    • The system is the problem; not the people in the system. Altruistic, dedicated, and talented health care professionals exist in all areas related to healing the body, mind, and spirit.

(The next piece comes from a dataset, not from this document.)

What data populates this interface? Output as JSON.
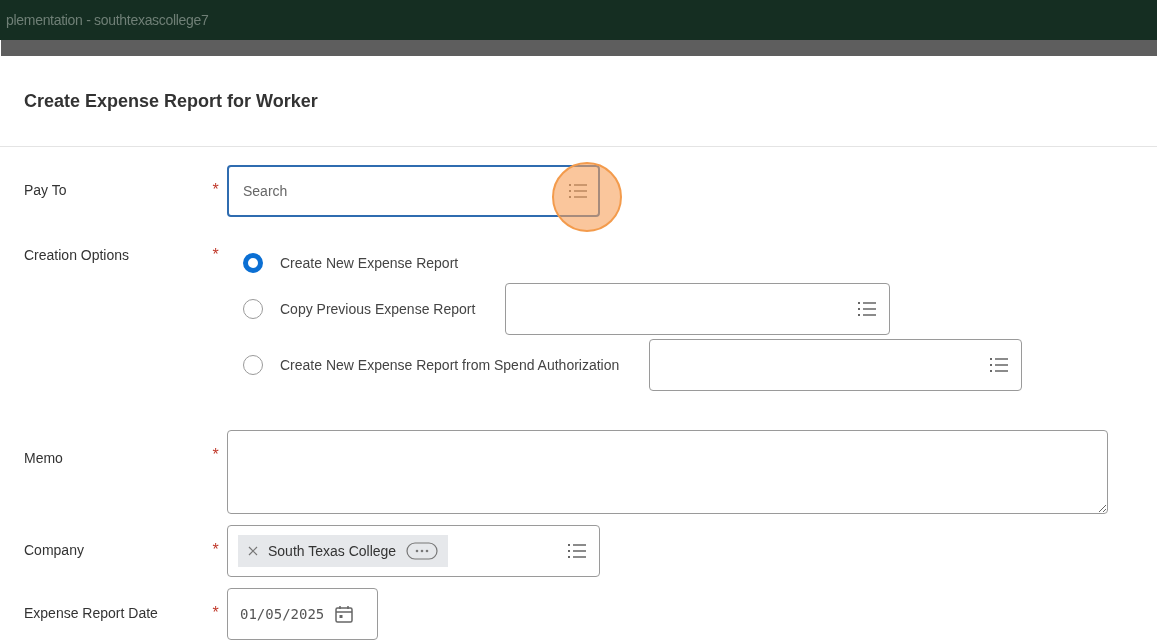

With few exceptions, medical and allied professionals want to improve the health of people.
    • Doctor Managed Care • Primary care physicians (PCPs) would become the managers of health care resources. • Each U.S. resident would choose his / her own PCP (Medical Doctor, Doctor of Osteopathy, nurse practitioner, physician’s assistant). • PCPs would have the authority to authorize insurance payment for any health care services • For desired services not PCP authorized 1. Pay out of pocket 2. Appeal to an oversight committee 3. Change PCP
    • Doctor Managed Care (2) • Specialists would compete for referrals from PCPs • Market forces would determine fair and just compensation • PCPs would have to authorize payment of pharmacy charges, tests, treatments, hospitalizations, and specialist bills. • PCPs would compete by funding beneficial services and not tests and treatments that don’t work.
    • Doctor Managed Care (3) • Each PCP would receive a capitated fee for each patient to cover all health care services. • Health services payments would be adjusted for each patient’s age, sex, medical diagnoses, and cost of sickness care in recent years. • For the average PCP: 1,000 patients x $7,100 per patient = $7.1 million in 2009
    • Funding Doctor Managed Care • Employer Mandate—Bad Medicine, abandon it • Federal Government funded but not government run • Possible replacement funding sources for approximately $1 trillion private insurance in 2009, mostly employment-based 1. Income taxes 2. Sales taxes 3. Payroll taxes (e.g., as for Medicare), 4. Targeted health care fees: • Tobacco • Alcohol • Guns • Junk food • Violent media • Fossil fuel
    • Health Freedom • Honoring consumers’ rights to make their own personal health care choices 1. Insurance without health care mandates from centralized guidelines 2. Choose health care plan by choosing the PCP 3. Faith-based insurance 4. Alternative care emphasis insurance 5. Health promotion approach insurance • Balanced with the need to protect the public from truly potentially harmful interventions • People need real choices—not HMO A versus HMO B versus PPO X…………
    • Preventive Medicine • $1.6 trillion in 2009 will go for treatment of chronic diseases that could be prevented • Interventions to reduce lifestyle-related diseases will cost insurance companies < $10 billion. • The food industry pays about $36 billion per year to advertise and market its saturated fat and cholesterol-laden food. • Doctor Managed Care would give PCPs and patients the incentives to fund health promotion.
    • Doctor Managed Care Summary • Government funded—doctor managed • Market oriented—healthy competition • More health freedom (choose your PCP) • Revenue neutral ($2.7 trillion in 2009) • Reduces funds for ineffective interventions • Increases funds for preventive medicine, long term care and other neglected priorities
    • Next Steps • Replies/rebuttals from consumers, medical experts, politicians, health care policymakers • A second edition that incorporates criticisms and suggestions from diverse health care stakeholders • Spread the word: doctormanagedcare.com